Sign in or start a free trial to avail of this feature.
1. Introduction to Dashboard Design
There are numerous benefits to understanding how you can design a Tableau dashboard effectively. This course introduces these benefits and the case study for this course.
To explore more Kubicle data literacy subjects, please refer to our full library.
Lesson Goal (00:25)
The goal of this lesson is to learn about the importance of dashboard design and introduce the case study.
Why Design Effective Dashboards (00:33)
There are several benefits of well-designed dashboards:
A well-designed dashboard conveys information quickly and accurately, guiding users to the information they need at a glance.
A well-designed dashboard helps you organize and structure your information correctly, turning your analysis from a series of visualizations to a single interface.
A well-designed dashboard lets you tailor your information to the appropriate situation and audience, as different audiences can have different needs.
Case Study for the Course (01:41)
In this course, we consider a company called Interslice, providing an online product to businesses and consumers for a monthly subscription fee. Subscription businesses like this are interested in two key metrics: Monthly Recurring Revenue (MRR), which is the revenue generated from a customer in a typical month, and the number of subscribers. Of particular interest is the churn rate, which is the percentage of customers who cancel their subscription in a specific time period.

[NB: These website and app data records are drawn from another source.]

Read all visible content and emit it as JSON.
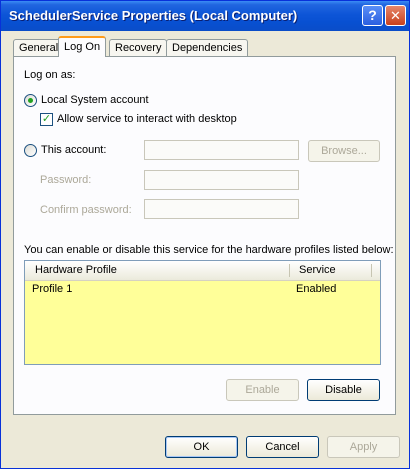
{
  "window": {
    "title": "SchedulerService Properties (Local Computer)"
  },
  "tabs": [
    {
      "label": "General"
    },
    {
      "label": "Log On"
    },
    {
      "label": "Recovery"
    },
    {
      "label": "Dependencies"
    }
  ],
  "logon": {
    "heading": "Log on as:",
    "local_system_label": "Local System account",
    "interact_label": "Allow service to interact with desktop",
    "this_account_label": "This account:",
    "browse_label": "Browse...",
    "password_label": "Password:",
    "confirm_label": "Confirm password:",
    "account_value": "",
    "password_value": "",
    "confirm_value": ""
  },
  "profiles": {
    "description": "You can enable or disable this service for the hardware profiles listed below:",
    "columns": [
      "Hardware Profile",
      "Service"
    ],
    "rows": [
      {
        "profile": "Profile 1",
        "service": "Enabled"
      }
    ],
    "enable_label": "Enable",
    "disable_label": "Disable",
    "list_bg": "#ffff99"
  },
  "footer": {
    "ok": "OK",
    "cancel": "Cancel",
    "apply": "Apply"
  },
  "colors": {
    "titlebar": "#0a4dc8",
    "tab_accent": "#ff9c1a",
    "radio_dot": "#21a121"
  }
}
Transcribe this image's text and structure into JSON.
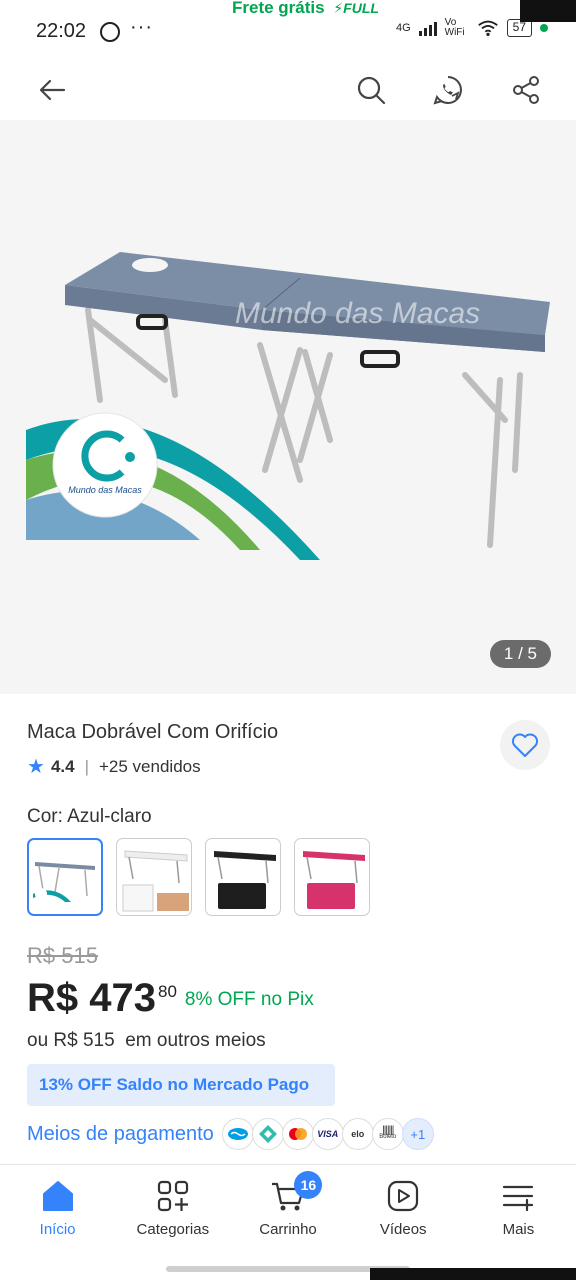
{
  "status": {
    "time": "22:02",
    "dots": "···",
    "promo": "Frete grátis",
    "promo_badge": "FULL",
    "network": "4G",
    "vowifi": "Vo WiFi",
    "battery": "57"
  },
  "product": {
    "title": "Maca Dobrável Com Orifício",
    "rating": "4.4",
    "sold": "+25 vendidos",
    "image_counter": "1 / 5",
    "watermark": "Mundo das Macas",
    "logo_text": "Mundo das Macas",
    "color_label": "Cor: Azul-claro",
    "swatches": [
      {
        "color": "#7a8ca3",
        "selected": true
      },
      {
        "color": "#f2f2f2",
        "selected": false
      },
      {
        "color": "#222222",
        "selected": false
      },
      {
        "color": "#d6336c",
        "selected": false
      }
    ]
  },
  "pricing": {
    "old_price": "R$ 515",
    "price_main": "R$ 473",
    "price_cents": "80",
    "pix_off": "8% OFF no Pix",
    "other_methods": "ou R$ 515  em outros meios",
    "mp_badge": "13% OFF Saldo no Mercado Pago",
    "payment_link": "Meios de pagamento",
    "payment_icons": [
      "mercado-pago",
      "pix",
      "mastercard",
      "VISA",
      "elo",
      "Boleto"
    ],
    "more_methods": "+1"
  },
  "bottom_nav": [
    {
      "label": "Início",
      "icon": "home-icon",
      "active": true
    },
    {
      "label": "Categorias",
      "icon": "categories-icon",
      "active": false
    },
    {
      "label": "Carrinho",
      "icon": "cart-icon",
      "active": false,
      "badge": "16"
    },
    {
      "label": "Vídeos",
      "icon": "video-icon",
      "active": false
    },
    {
      "label": "Mais",
      "icon": "more-icon",
      "active": false
    }
  ],
  "colors": {
    "accent": "#3483fa",
    "success": "#00a650"
  }
}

The Interslice dataset records every monthly payment transaction for every customer. It records the MRR for each transaction, and identifies each customer with a unique ID that can be used to track total customer numbers. The dataset also contains several columns of address data, which can be used to analyze the data geographically.
In many of our other courses, we teach you how to create informative visualizations in Tableau.
However, these visualizations will only make an impact on other people if you understand how to present them effectively.
In this course, we'll learn how to do this by designing effective dashboards.
Our goal in this lesson is to learn about the importance of dashboard design and introduce the case study.
There are several reasons why good dashboard design is important.
First, dashboards should convey information quickly and accurately.
A well-designed dashboard helps users find information they need at a glance.
While a badly designed dashboard can present too much information, making it difficult to find the right information.
Second, dashboard design helps organize your information correctly.
Organization helps turn your analysis from a series of disconnected visualizations into a single interface.
Finally, dashboard design helps you tailor your information to the situation and the audience.
For example, an audience of managers may have different needs from a dashboard than an audience of lower level employees.
We'll explore all these ideas during this course.
In the first half of this course, we'll learn about the fundamental principles of dashboard design.
In the second half of this course, we'll apply these principles to create a dashboard in Tableau.
Before we start, let's introduce the case study for the course.
We'll study a company called Interslice, which offers an online product to businesses and consumers.
Customers pay a monthly subscription fee and can sign up or cancel at any time.
Subscription businesses like this are usually interested in two key metrics.
First is monthly recurring revenue or MRR.
This represents the revenue generated from a customer in a typical month.
Second is the number of subscribers and how this changes over time.
In particular, Interslice wants to understand the churn rate, which is the percentage of customers that cancel their subscription in any given time period.
These metrics will all be important when it comes to creating our dashboard.
Let's now look at the dataset that we'll use to create our dashboard.
This dataset records every monthly transaction for each customer.
As a result, each customer appears multiple times if they subscribe for multiple months.
The key columns are the MRR column, which records monthly recurring revenue at each transaction, the Customer ID column, which can be used to calculate the number of subscribers at any given time, and the address data, which can be used to analyze the data geographically.
Now that we've introduced the case study, we'll stop the lesson here.
In the next lesson, we'll learn how to arrange the data on a dashboard.